“One’s stated sexual orientation is not an issue.”
All BYU students, including athletes, are required to adhere to the university’s honor code, which includes a responsibility to “manifest a strict commitment to the law of chastity” that prohibits sex before marriage and any sexual acts outside of legal marriage.
“Homosexual behavior is inappropriate and violates the honor code,” the school’s code of conduct reads. “Homosexual behavior includes not only sexual relations between members of the same sex, but all forms of physical intimacy that give expression to homosexual feelings.”
Students who violate provisions of the honor code are subject to discipline by the school, including potential suspension or expulsion from the university.
BYU maintains that feelings of homosexual attraction do not violate the school’s honor code, unless they manifest themselves in physical altercations between multiple individuals.
Under the policy, an openly gay BYU student or athlete would be subject to discipline unless he or she practices complete celibacy.
“BYU policies go against everything the Big 12 stands for,” Athlete’s Ally director of policy Ashland Johnson told FoxSports.com. “Their member schools are very progressive. If they allow BYU into their conference, all of the LGBT student-athletes, coaches and fans who travel to BYU will not have any protections (against discrimination).”
Among the Big 12’s official policies on diversity is a statement regarding discrimination based on gender orientation.
BYU welcomes as full members of the university community all whose conduct meets university standards.
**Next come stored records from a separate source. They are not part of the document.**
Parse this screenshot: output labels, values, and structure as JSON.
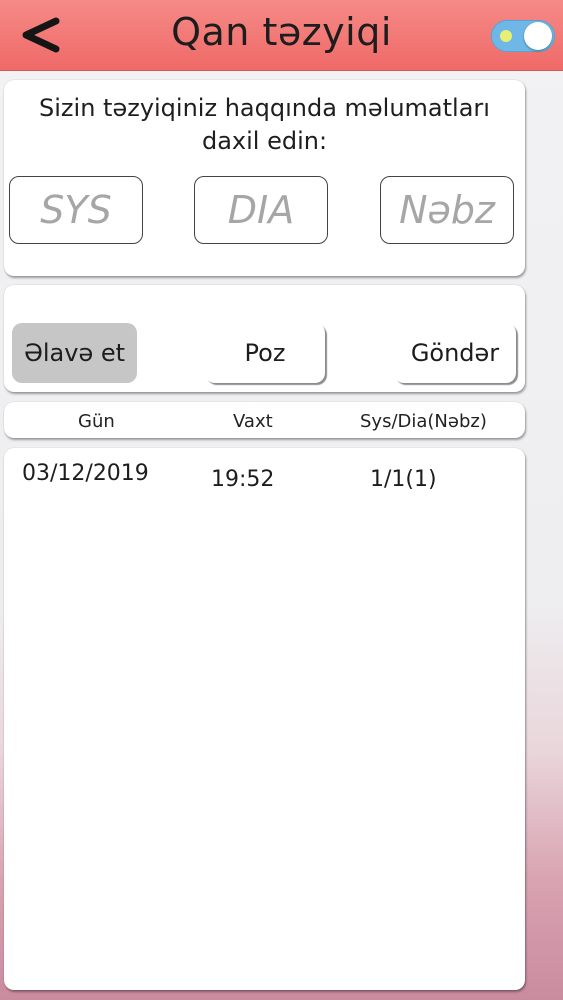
{
  "header": {
    "title": "Qan təzyiqi",
    "back_icon": "chevron-left-icon",
    "toggle_on": true
  },
  "form": {
    "intro": "Sizin təzyiqiniz haqqında məlumatları daxil edin:",
    "sys_placeholder": "SYS",
    "dia_placeholder": "DIA",
    "pulse_placeholder": "Nəbz"
  },
  "actions": {
    "add_label": "Əlavə et",
    "delete_label": "Poz",
    "send_label": "Göndər"
  },
  "table": {
    "columns": [
      "Gün",
      "Vaxt",
      "Sys/Dia(Nəbz)"
    ],
    "rows": [
      {
        "date": "03/12/2019",
        "time": "19:52",
        "reading": "1/1(1)"
      }
    ]
  },
  "colors": {
    "header": "#ef6a68",
    "toggle": "#6fb7e6",
    "active_button": "#c6c6c6"
  }
}
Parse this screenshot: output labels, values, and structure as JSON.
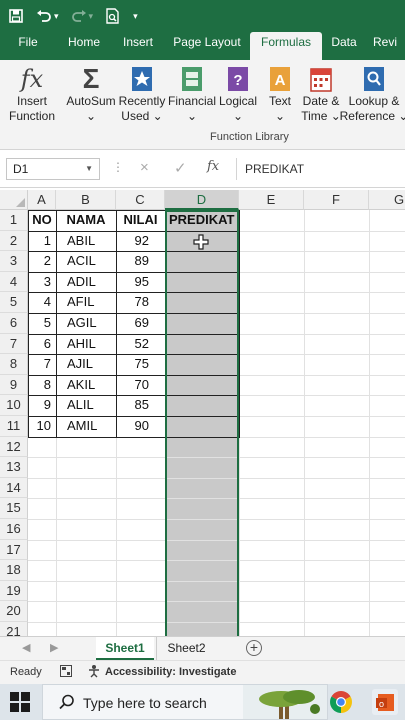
{
  "colors": {
    "accent": "#1e6e42",
    "ribbon_bg": "#f3f3f3",
    "selected_column": "#c9c9c9"
  },
  "qat": {
    "icons": [
      "save-icon",
      "undo-icon",
      "redo-icon",
      "print-preview-icon",
      "customize-caret-icon"
    ]
  },
  "tabs": [
    {
      "label": "File",
      "active": false
    },
    {
      "label": "Home",
      "active": false
    },
    {
      "label": "Insert",
      "active": false
    },
    {
      "label": "Page Layout",
      "active": false
    },
    {
      "label": "Formulas",
      "active": true
    },
    {
      "label": "Data",
      "active": false
    },
    {
      "label": "Revi",
      "active": false
    }
  ],
  "ribbon": {
    "group_label": "Function Library",
    "buttons": [
      {
        "line1": "Insert",
        "line2": "Function",
        "icon": "fx-icon"
      },
      {
        "line1": "AutoSum",
        "line2": "⌄",
        "icon": "sigma-icon"
      },
      {
        "line1": "Recently",
        "line2": "Used ⌄",
        "icon": "star-book-icon"
      },
      {
        "line1": "Financial",
        "line2": "⌄",
        "icon": "financial-book-icon"
      },
      {
        "line1": "Logical",
        "line2": "⌄",
        "icon": "logical-book-icon"
      },
      {
        "line1": "Text",
        "line2": "⌄",
        "icon": "text-book-icon"
      },
      {
        "line1": "Date &",
        "line2": "Time ⌄",
        "icon": "calendar-icon"
      },
      {
        "line1": "Lookup &",
        "line2": "Reference ⌄",
        "icon": "lookup-icon"
      }
    ]
  },
  "formula_bar": {
    "name_box": "D1",
    "cancel_icon": "×",
    "enter_icon": "✓",
    "fx_label": "fx",
    "content": "PREDIKAT"
  },
  "grid": {
    "columns": [
      "A",
      "B",
      "C",
      "D",
      "E",
      "F",
      "G"
    ],
    "selected_column": "D",
    "row_numbers": [
      "1",
      "2",
      "3",
      "4",
      "5",
      "6",
      "7",
      "8",
      "9",
      "10",
      "11",
      "12",
      "13",
      "14",
      "15",
      "16",
      "17",
      "18",
      "19",
      "20",
      "21"
    ],
    "headers": {
      "no": "NO",
      "nama": "NAMA",
      "nilai": "NILAI",
      "predikat": "PREDIKAT"
    },
    "rows": [
      {
        "no": "1",
        "nama": "ABIL",
        "nilai": "92"
      },
      {
        "no": "2",
        "nama": "ACIL",
        "nilai": "89"
      },
      {
        "no": "3",
        "nama": "ADIL",
        "nilai": "95"
      },
      {
        "no": "4",
        "nama": "AFIL",
        "nilai": "78"
      },
      {
        "no": "5",
        "nama": "AGIL",
        "nilai": "69"
      },
      {
        "no": "6",
        "nama": "AHIL",
        "nilai": "52"
      },
      {
        "no": "7",
        "nama": "AJIL",
        "nilai": "75"
      },
      {
        "no": "8",
        "nama": "AKIL",
        "nilai": "70"
      },
      {
        "no": "9",
        "nama": "ALIL",
        "nilai": "85"
      },
      {
        "no": "10",
        "nama": "AMIL",
        "nilai": "90"
      }
    ]
  },
  "sheets": [
    {
      "label": "Sheet1",
      "active": true
    },
    {
      "label": "Sheet2",
      "active": false
    }
  ],
  "status": {
    "ready": "Ready",
    "accessibility": "Accessibility: Investigate"
  },
  "taskbar": {
    "search_placeholder": "Type here to search"
  }
}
We are very clear and open about our honor code, which all students understand and commit to when they apply for admission. One’s stated sexual orientation is not an issue.
–BYU spokesperson Carri Jenkins
“It is the obligation of each member institution to refrain from discrimination prohibited by federal and state law, and to demonstrate a commitment to fair and equitable treatment of all student-athletes and athletics department personnel,” conference by-laws read.
“Within the context of conference events, the conference will not tolerate disparaging comments, remarks, or jokes about any group of people including racist, sexist, or homophobic comments, remarks, or jokes.”
Other Big 12 expansion candidates include Houston, Cincinnati, Colorado State, Memphis and Connecticut. No timetable has been officially established for expansion, although multiple media reports indicate the league would prefer to expand before the beginning of the college football season.
BYU opens the season Sept. 3 against Arizona.
“The Big 12 is a conference committed to sportsmanship, fair play and inclusion both on and off the playing field,” Athlete Ally’s letter reads. “Adding a school like BYU to your membership while it still champions anti-LGBT policies and practices would greatly undermine these Big 12 values.”
Contributing: Andrew Adams